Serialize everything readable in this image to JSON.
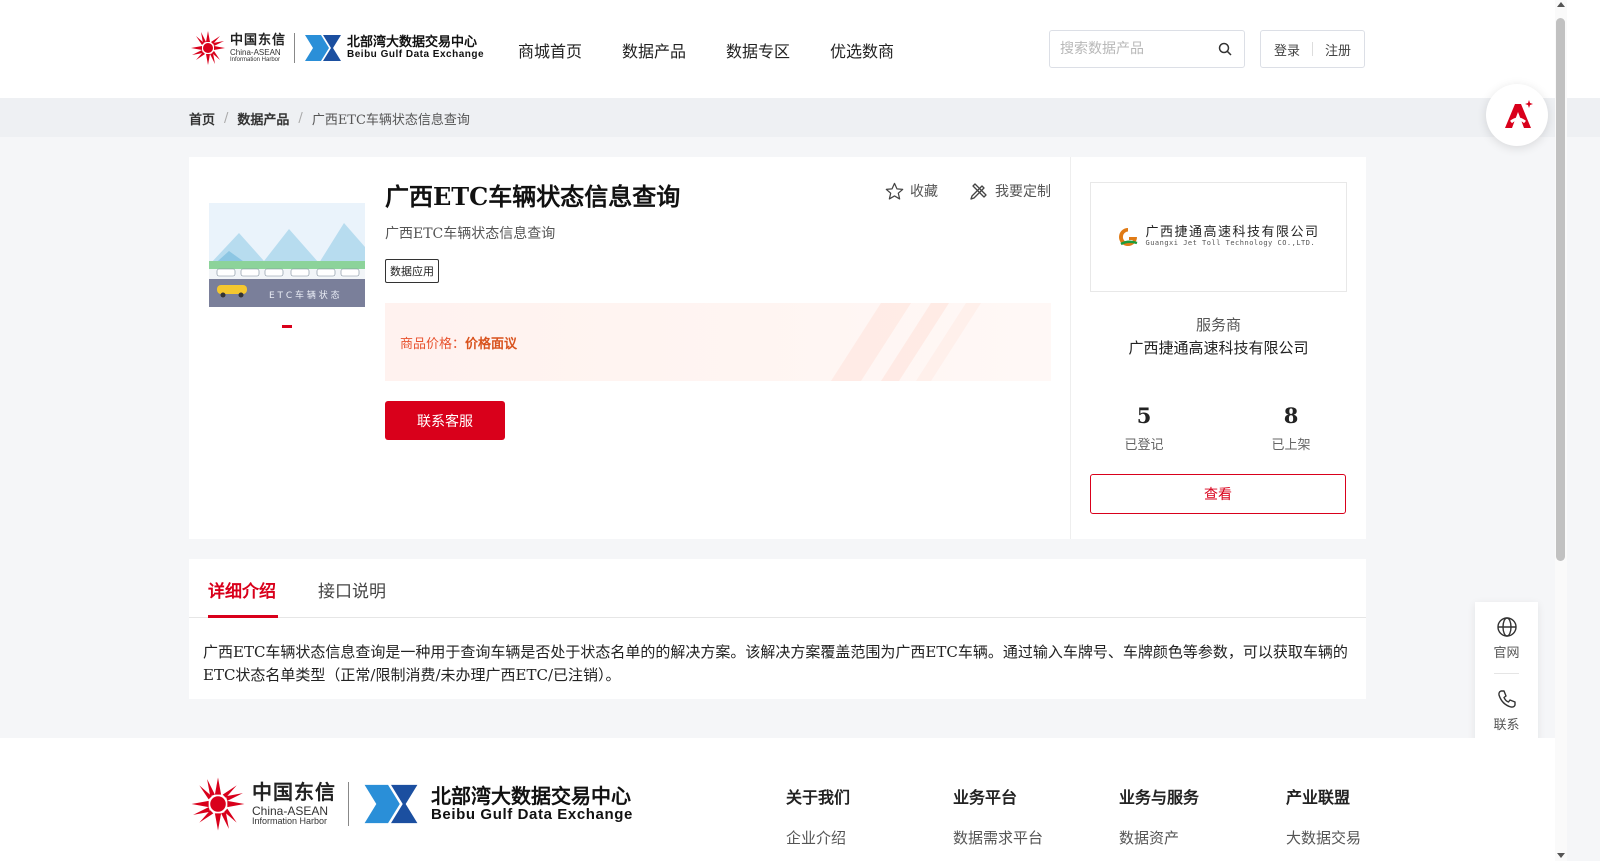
{
  "header": {
    "logo_cd": {
      "cn": "中国东信",
      "en1": "China-ASEAN",
      "en2": "Information Harbor"
    },
    "logo_bg": {
      "cn": "北部湾大数据交易中心",
      "en": "Beibu Gulf Data Exchange"
    },
    "nav": [
      "商城首页",
      "数据产品",
      "数据专区",
      "优选数商"
    ],
    "search_placeholder": "搜索数据产品",
    "login": "登录",
    "register": "注册"
  },
  "breadcrumb": {
    "home": "首页",
    "products": "数据产品",
    "current": "广西ETC车辆状态信息查询"
  },
  "product": {
    "title": "广西ETC车辆状态信息查询",
    "subtitle": "广西ETC车辆状态信息查询",
    "tag": "数据应用",
    "favorite": "收藏",
    "customize": "我要定制",
    "price_label": "商品价格：",
    "price_value": "价格面议",
    "contact_button": "联系客服",
    "thumb_text": "E T C 车 辆 状 态"
  },
  "vendor": {
    "logo_cn": "广西捷通高速科技有限公司",
    "logo_en": "Guangxi Jet Toll Technology CO.,LTD.",
    "label": "服务商",
    "name": "广西捷通高速科技有限公司",
    "stats": [
      {
        "num": "5",
        "label": "已登记"
      },
      {
        "num": "8",
        "label": "已上架"
      }
    ],
    "view_button": "查看"
  },
  "tabs": [
    {
      "label": "详细介绍",
      "active": true
    },
    {
      "label": "接口说明",
      "active": false
    }
  ],
  "description": "广西ETC车辆状态信息查询是一种用于查询车辆是否处于状态名单的的解决方案。该解决方案覆盖范围为广西ETC车辆。通过输入车牌号、车牌颜色等参数，可以获取车辆的ETC状态名单类型（正常/限制消费/未办理广西ETC/已注销）。",
  "side_float": {
    "website": "官网",
    "contact": "联系"
  },
  "footer": {
    "columns": [
      {
        "title": "关于我们",
        "link": "企业介绍"
      },
      {
        "title": "业务平台",
        "link": "数据需求平台"
      },
      {
        "title": "业务与服务",
        "link": "数据资产"
      },
      {
        "title": "产业联盟",
        "link": "大数据交易"
      }
    ]
  },
  "colors": {
    "brand_red": "#d9001b",
    "price_orange": "#e8522e"
  }
}
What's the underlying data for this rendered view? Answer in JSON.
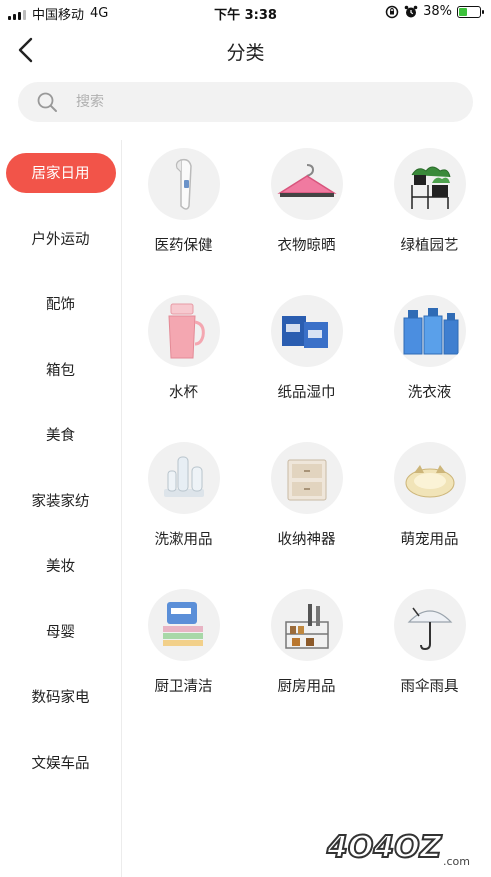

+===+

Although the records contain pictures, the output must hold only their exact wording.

**Exercise result:**
Serialize everything readable in this image to JSON.
{
  "header": {
    "logo_cd": {
      "cn": "中国东信",
      "en1": "China-ASEAN",
      "en2": "Information Harbor"
    },
    "logo_bg": {
      "cn": "北部湾大数据交易中心",
      "en": "Beibu Gulf Data Exchange"
    },
    "nav": [
      "商城首页",
      "数据产品",
      "数据专区",
      "优选数商"
    ],
    "search_placeholder": "搜索数据产品",
    "login": "登录",
    "register": "注册"
  },
  "breadcrumb": {
    "home": "首页",
    "products": "数据产品",
    "current": "广西ETC车辆状态信息查询"
  },
  "product": {
    "title": "广西ETC车辆状态信息查询",
    "subtitle": "广西ETC车辆状态信息查询",
    "tag": "数据应用",
    "favorite": "收藏",
    "customize": "我要定制",
    "price_label": "商品价格：",
    "price_value": "价格面议",
    "contact_button": "联系客服",
    "thumb_text": "E T C 车 辆 状 态"
  },
  "vendor": {
    "logo_cn": "广西捷通高速科技有限公司",
    "logo_en": "Guangxi Jet Toll Technology CO.,LTD.",
    "label": "服务商",
    "name": "广西捷通高速科技有限公司",
    "stats": [
      {
        "num": "5",
        "label": "已登记"
      },
      {
        "num": "8",
        "label": "已上架"
      }
    ],
    "view_button": "查看"
  },
  "tabs": [
    {
      "label": "详细介绍",
      "active": true
    },
    {
      "label": "接口说明",
      "active": false
    }
  ],
  "description": "广西ETC车辆状态信息查询是一种用于查询车辆是否处于状态名单的的解决方案。该解决方案覆盖范围为广西ETC车辆。通过输入车牌号、车牌颜色等参数，可以获取车辆的ETC状态名单类型（正常/限制消费/未办理广西ETC/已注销）。",
  "side_float": {
    "website": "官网",
    "contact": "联系"
  },
  "footer": {
    "columns": [
      {
        "title": "关于我们",
        "link": "企业介绍"
      },
      {
        "title": "业务平台",
        "link": "数据需求平台"
      },
      {
        "title": "业务与服务",
        "link": "数据资产"
      },
      {
        "title": "产业联盟",
        "link": "大数据交易"
      }
    ]
  },
  "colors": {
    "brand_red": "#d9001b",
    "price_orange": "#e8522e"
  }
}
What's the underlying data for this rendered view? Answer in JSON.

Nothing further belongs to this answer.